Does philanthropy need to be re-framed?

When we use terms like philanthropy, usually it means giving away of the money by the wealthy to those who are well off. In recent times, this notion has come to be challenged. While the billionaires give money to causes both locally and internationally, it is often with a lot of fanfare and publicity.

On the other hand, there are also quite a lot of Hi-Networth individuals who give anonymously. This is a fact not well known. If you look up lists like the Million Dollar List, for instance, you will find many multi-million dollar gifts that are given away anonymously.

While the scholarship on philanthropy has predominantly focused on the giving practices of the rich, I ask : Is it time we started looking – with more seriousness – the giving practices of the not so rich. The middle class, the poor even. The Giving USA is one of the most comprehensive survey of its kind, that tracks nationally, the giving behavior of Americans, it does a great job of capturing what is going on in the country. At the same time, there needs to be greater attention to the philanthropy of the underdogs. Horizontal giving among the poor, to the poor is also a significant phenomenon.

Giving of charity from African Americans to other African Americans for instance, is an under-studied phenomenon. While there are some excellent biographical accounts of such individuals, a more careful analysis must be carried out. The same must be done across other minority and ethnic groups, where there is great community solidarity and attempts at helping each other.
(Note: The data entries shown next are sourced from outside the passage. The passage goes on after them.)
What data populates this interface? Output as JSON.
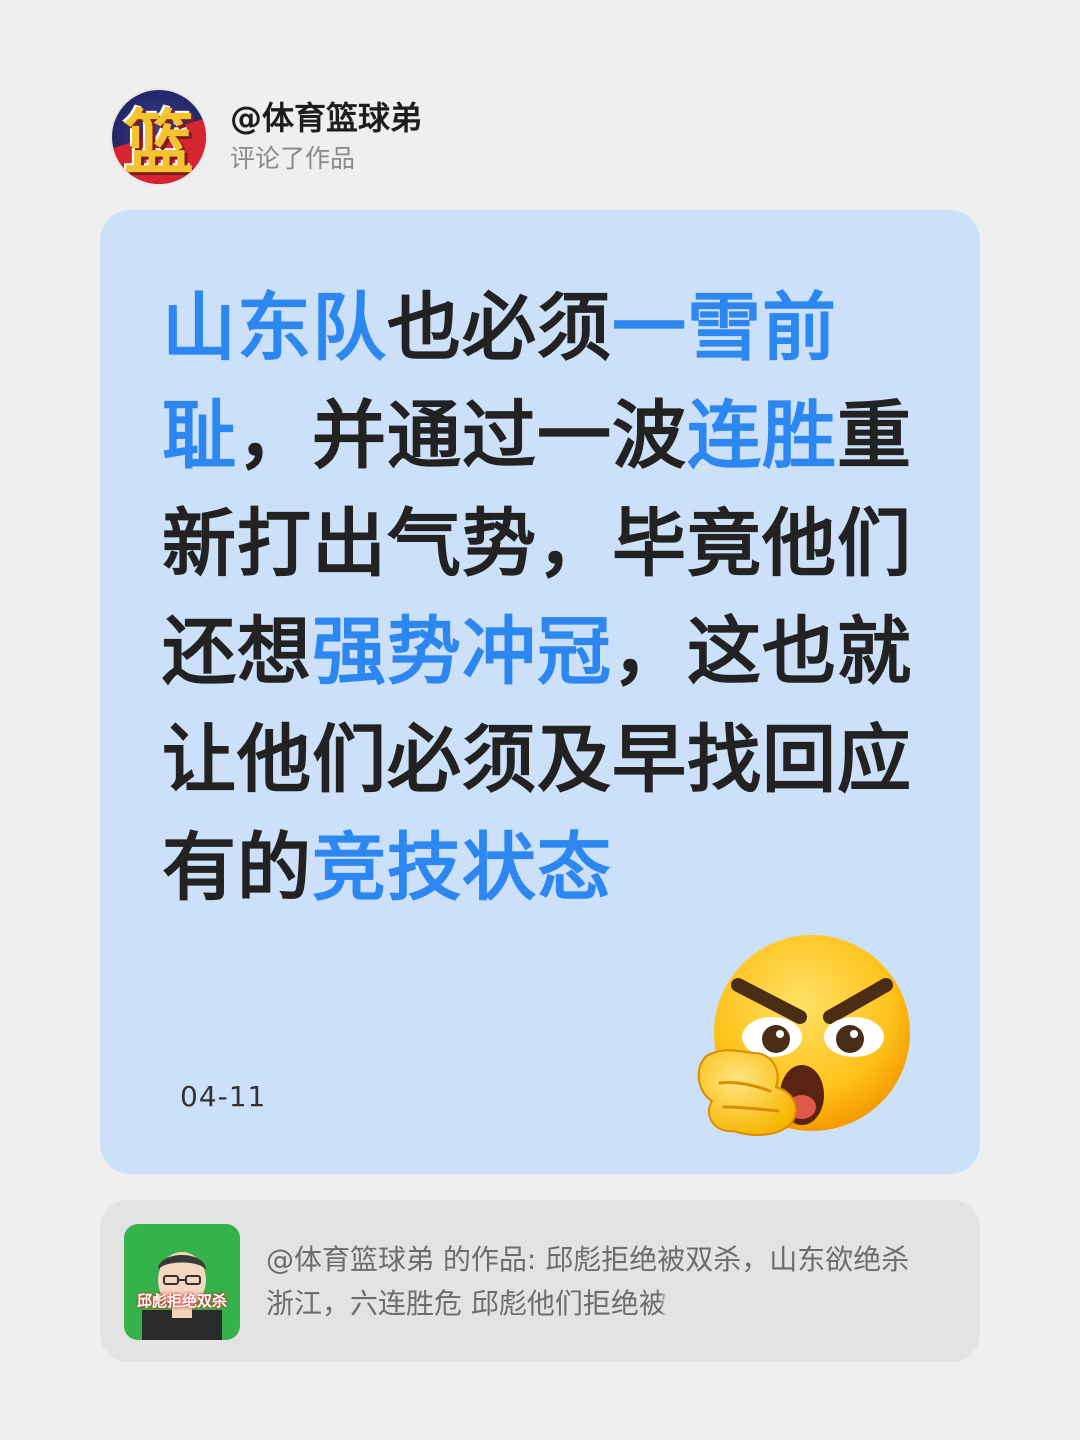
{
  "header": {
    "username": "@体育篮球弟",
    "subtitle": "评论了作品",
    "avatar_glyph": "篮"
  },
  "card": {
    "segments": [
      {
        "text": "山东队",
        "highlight": true
      },
      {
        "text": "也必须",
        "highlight": false
      },
      {
        "text": "一雪前耻",
        "highlight": true
      },
      {
        "text": "，并通过一波",
        "highlight": false
      },
      {
        "text": "连胜",
        "highlight": true
      },
      {
        "text": "重新打出气势，毕竟他们还想",
        "highlight": false
      },
      {
        "text": "强势冲冠",
        "highlight": true
      },
      {
        "text": "，这也就让他们必须及早找回应有的",
        "highlight": false
      },
      {
        "text": "竞技状态",
        "highlight": true
      }
    ],
    "date": "04-11",
    "emoji_icon": "angry-thinking-emoji-icon"
  },
  "reference": {
    "thumbnail_caption": "邱彪拒绝双杀",
    "text_main": "@体育篮球弟 的作品: 邱彪拒绝被双杀，山东欲绝杀浙江，六连胜危 邱彪他们拒绝",
    "text_fade": "被"
  },
  "colors": {
    "background": "#efefef",
    "card": "#cde0fa",
    "highlight": "#2d87f0",
    "text": "#222222",
    "reference_card": "#e3e3e3"
  }
}
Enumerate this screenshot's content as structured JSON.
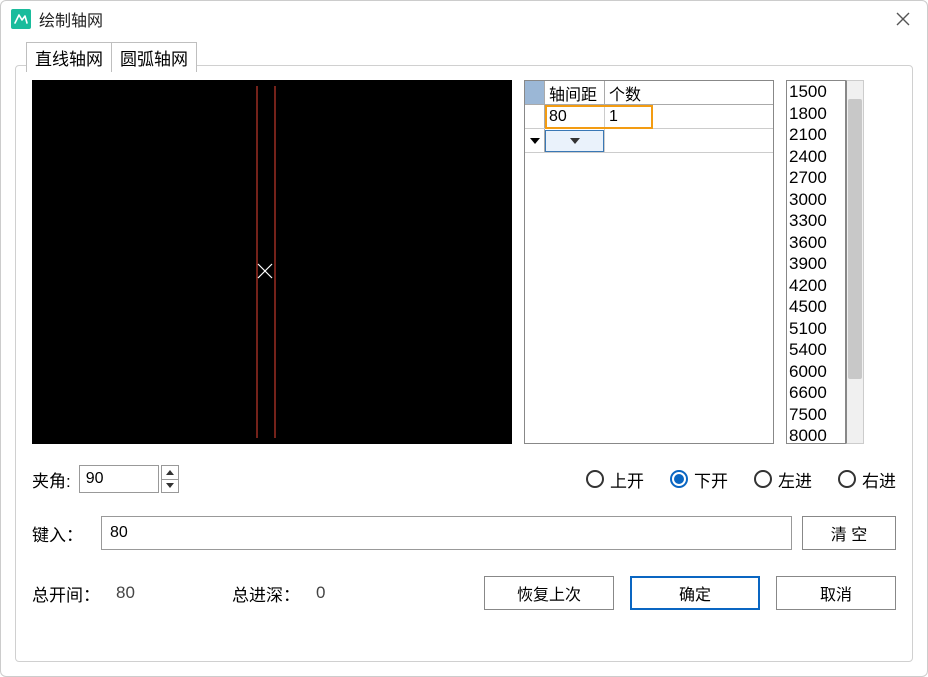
{
  "window": {
    "title": "绘制轴网"
  },
  "tabs": {
    "linear": "直线轴网",
    "arc": "圆弧轴网",
    "active": "linear"
  },
  "grid": {
    "col_span": "轴间距",
    "col_count": "个数",
    "rows": [
      {
        "span": "80",
        "count": "1"
      }
    ]
  },
  "presets": [
    "1500",
    "1800",
    "2100",
    "2400",
    "2700",
    "3000",
    "3300",
    "3600",
    "3900",
    "4200",
    "4500",
    "5100",
    "5400",
    "6000",
    "6600",
    "7500",
    "8000"
  ],
  "angle": {
    "label": "夹角:",
    "value": "90"
  },
  "direction": {
    "options": [
      {
        "key": "up",
        "label": "上开",
        "checked": false
      },
      {
        "key": "down",
        "label": "下开",
        "checked": true
      },
      {
        "key": "left",
        "label": "左进",
        "checked": false
      },
      {
        "key": "right",
        "label": "右进",
        "checked": false
      }
    ]
  },
  "entry": {
    "label": "键入：",
    "value": "80"
  },
  "buttons": {
    "clear": "清   空",
    "restore": "恢复上次",
    "ok": "确定",
    "cancel": "取消"
  },
  "summary": {
    "width_label": "总开间：",
    "width_value": "80",
    "depth_label": "总进深：",
    "depth_value": "0"
  }
}
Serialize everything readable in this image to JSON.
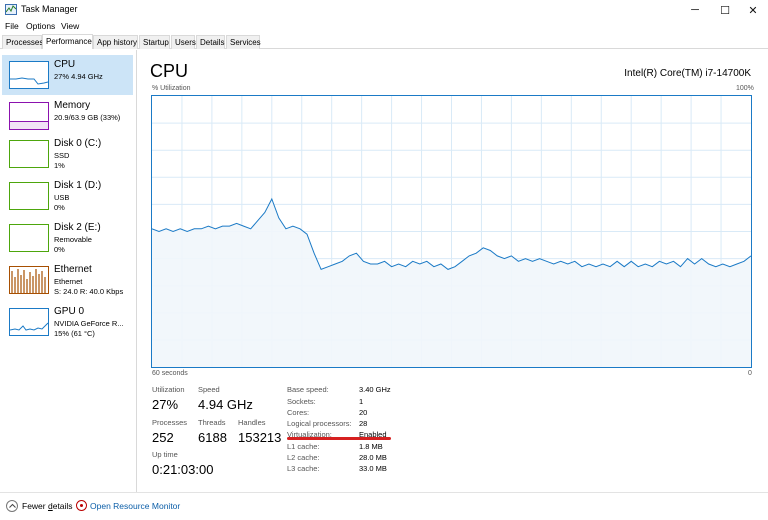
{
  "window": {
    "title": "Task Manager",
    "app_icon": "task-manager-icon",
    "controls": {
      "minimize": "─",
      "maximize": "☐",
      "close": "✕"
    }
  },
  "menu": [
    "File",
    "Options",
    "View"
  ],
  "tabs": [
    "Processes",
    "Performance",
    "App history",
    "Startup",
    "Users",
    "Details",
    "Services"
  ],
  "active_tab": "Performance",
  "sidebar": {
    "items": [
      {
        "name": "CPU",
        "line1": "27% 4.94 GHz",
        "line2": "",
        "color": "#1b7ac6",
        "selected": true
      },
      {
        "name": "Memory",
        "line1": "20.9/63.9 GB (33%)",
        "line2": "",
        "color": "#8b12ae",
        "selected": false
      },
      {
        "name": "Disk 0 (C:)",
        "line1": "SSD",
        "line2": "1%",
        "color": "#4da60c",
        "selected": false
      },
      {
        "name": "Disk 1 (D:)",
        "line1": "USB",
        "line2": "0%",
        "color": "#4da60c",
        "selected": false
      },
      {
        "name": "Disk 2 (E:)",
        "line1": "Removable",
        "line2": "0%",
        "color": "#4da60c",
        "selected": false
      },
      {
        "name": "Ethernet",
        "line1": "Ethernet",
        "line2": "S: 24.0  R: 40.0 Kbps",
        "color": "#a74f01",
        "selected": false
      },
      {
        "name": "GPU 0",
        "line1": "NVIDIA GeForce R...",
        "line2": "15% (61 °C)",
        "color": "#1b7ac6",
        "selected": false
      }
    ]
  },
  "main": {
    "title": "CPU",
    "model": "Intel(R) Core(TM) i7-14700K",
    "y_label": "% Utilization",
    "y_max": "100%",
    "x_label": "60 seconds",
    "x_min": "0",
    "graph_color": "#1b7ac6",
    "utilization_history": [
      51,
      50,
      51,
      50,
      51,
      50,
      51,
      51,
      52,
      51,
      52,
      52,
      53,
      52,
      51,
      54,
      57,
      62,
      55,
      51,
      52,
      51,
      49,
      42,
      36,
      37,
      38,
      39,
      41,
      42,
      39,
      38,
      38,
      39,
      37,
      38,
      37,
      39,
      38,
      39,
      37,
      38,
      36,
      37,
      39,
      41,
      42,
      44,
      43,
      41,
      40,
      41,
      39,
      40,
      39,
      40,
      39,
      38,
      39,
      38,
      39,
      37,
      38,
      37,
      38,
      37,
      39,
      37,
      39,
      37,
      38,
      37,
      39,
      38,
      39,
      37,
      40,
      38,
      40,
      38,
      37,
      38,
      37,
      38,
      39,
      41
    ]
  },
  "stats": {
    "utilization": {
      "label": "Utilization",
      "value": "27%"
    },
    "speed": {
      "label": "Speed",
      "value": "4.94 GHz"
    },
    "processes": {
      "label": "Processes",
      "value": "252"
    },
    "threads": {
      "label": "Threads",
      "value": "6188"
    },
    "handles": {
      "label": "Handles",
      "value": "153213"
    },
    "uptime": {
      "label": "Up time",
      "value": "0:21:03:00"
    }
  },
  "specs": [
    {
      "label": "Base speed:",
      "value": "3.40 GHz"
    },
    {
      "label": "Sockets:",
      "value": "1"
    },
    {
      "label": "Cores:",
      "value": "20"
    },
    {
      "label": "Logical processors:",
      "value": "28"
    },
    {
      "label": "Virtualization:",
      "value": "Enabled"
    },
    {
      "label": "L1 cache:",
      "value": "1.8 MB"
    },
    {
      "label": "L2 cache:",
      "value": "28.0 MB"
    },
    {
      "label": "L3 cache:",
      "value": "33.0 MB"
    }
  ],
  "annotation_color": "#d62020",
  "footer": {
    "fewer_details_prefix": "Fewer ",
    "fewer_details_underlined": "d",
    "fewer_details_suffix": "etails",
    "open_resource_monitor": "Open Resource Monitor"
  }
}
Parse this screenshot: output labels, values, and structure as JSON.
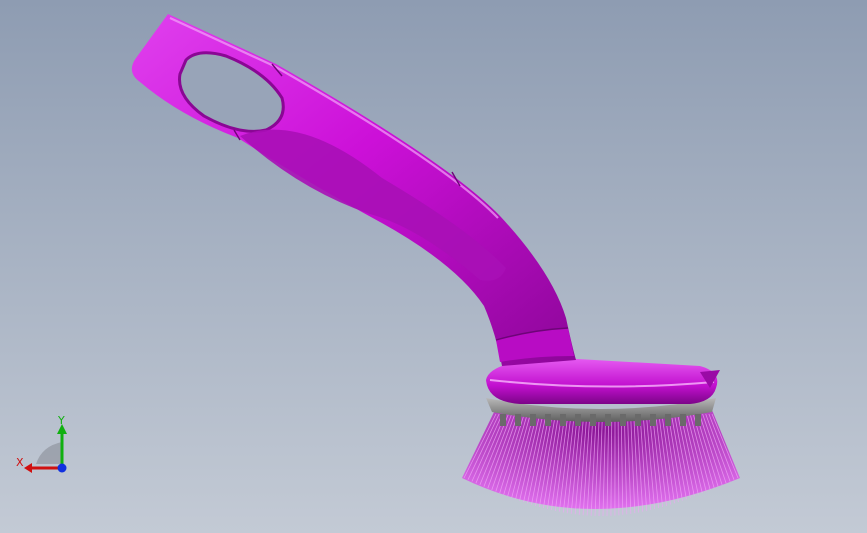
{
  "viewport": {
    "background_top": "#8e9cb2",
    "background_bottom": "#c3cad5"
  },
  "model": {
    "part_color": "#cc10d8",
    "part_shadow_color": "#7a0585",
    "bristle_color": "#c23ad0",
    "base_plate_color": "#8a8a8a"
  },
  "triad": {
    "x_label": "X",
    "y_label": "Y",
    "x_color": "#d01010",
    "y_color": "#10b010",
    "z_color": "#1030e0"
  }
}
This fact has been documented by scholars such as Robert Wuthnow, among others.

Kambiz Ghaneabassiri writes in his book A History of Islam in America that Black slaves in GA practiced a form of giving of charity – giving of rice cakes – to their neighbors, as a form of ‘charity,’ which he traces to possible roots in Islamic practices of ‘Sadaka.’ This is an interesting finding and one that builds on our understanding of how inter-community relations are formed, through giving practices.

Similar practices exist among other communities as well, and these deserve greater attention. Especially, given that the election of Trump came about through the perceived and (to some extent) real disenfranchisement – primarily economic, though- of the working class Whites in the US, perhaps there needs to be greater focus on how poor communities, across all racial and ethnic communities practice giving and helping each other. Insights in these areas may actually help address some real problems that our country faces. This may well be one of the smaller solutions to building communal harmony and better understanding between the different people that make up this country.

Can celebrity philanthropy be harmful?

Remember the ads in which Angelina Jolie comes out and shames the world for ignoring the plight of refugees?  Or the Bono concert for helping AIDS victims? While each of them have done incredible good in the world, there is an argument out there; and it is a fairly strong one that goes like this : Since these celebrities are part of a governing regime of capitalism that causes this poverty in the first place; they are not doing anything substantive to address/ ameliorate poverty. They are just putting a bandage over a wound that is bleeding a patient to death.

Here is a scholarly paper by one of my PhD committee members, who helped me think about this aspect when I was a Phd candidate. I was aware of some of the negative influences of celebrity culture. This whole notion of attention seeking has never appealed to me. While attention seeking for a purpose is OK, most celebrities seek attention for  the sake of attention, that has never appealed to me.

Patricia Nickel says in her paper  “modern-day parables of philanthropic celebrities powerfully govern the oppositional impulse as they impart as sense of ‘benevolence’ in the form of an individualized disposition towards well-being and entitlement.” She further argues that this ‘governing regime’ which the celebrities sanitize with their appeals to charity is itself rotten.

In another paper, she, along with another scholar Angela Eikenberry argue that “However, this discourse (of celebrity philanthropy) falsely conveys a community of individuals with access to a venue for shaping social change. Rather than providing an open, discursive space for imagination, philanthropy as it has come to be defined, disguises its own discourse in its portrayal of the mediums of consumption, profit, and media celebration as the basis for benevolent human relations.” So, the issue that is problematic is one of relying on the market to manage relationships of benevolence. The buying of a laptop to eradicate AIDS (Red’s campaign) is problematic, according to Nickel and Eikenberry. This is also problematic given the ‘end of discourse’ that they suggest is going on.

This is also to suggest that while celebrities bring up certain problems, they don’t really talk about the structural problems that caused the crisis we are in, in the first place. This is the real issue with celebrity philanthropy.

While I agree with her assessment that there is an over-reliance of market mechanism for philanthropic activities, we seem to be enveloped in the market, the world over. There seems to be little space, if any for transactions or discourses to occur outside of the market mechanism. How does one impact lives outside of the market mechanism?

There are mechanisms and tools available to reach people and meet their needs. One is to explore traditional systems of charity, for instance religious giving to one’s place of worship or charitable organizations that are faith-affiliated. My dissertation work looked at some of these possibilities.

Indeed there needs to be greater space for personal benevolence and charity to occur, but the manner and speed with which celebrity philanthropy is occurring is not without its flaws.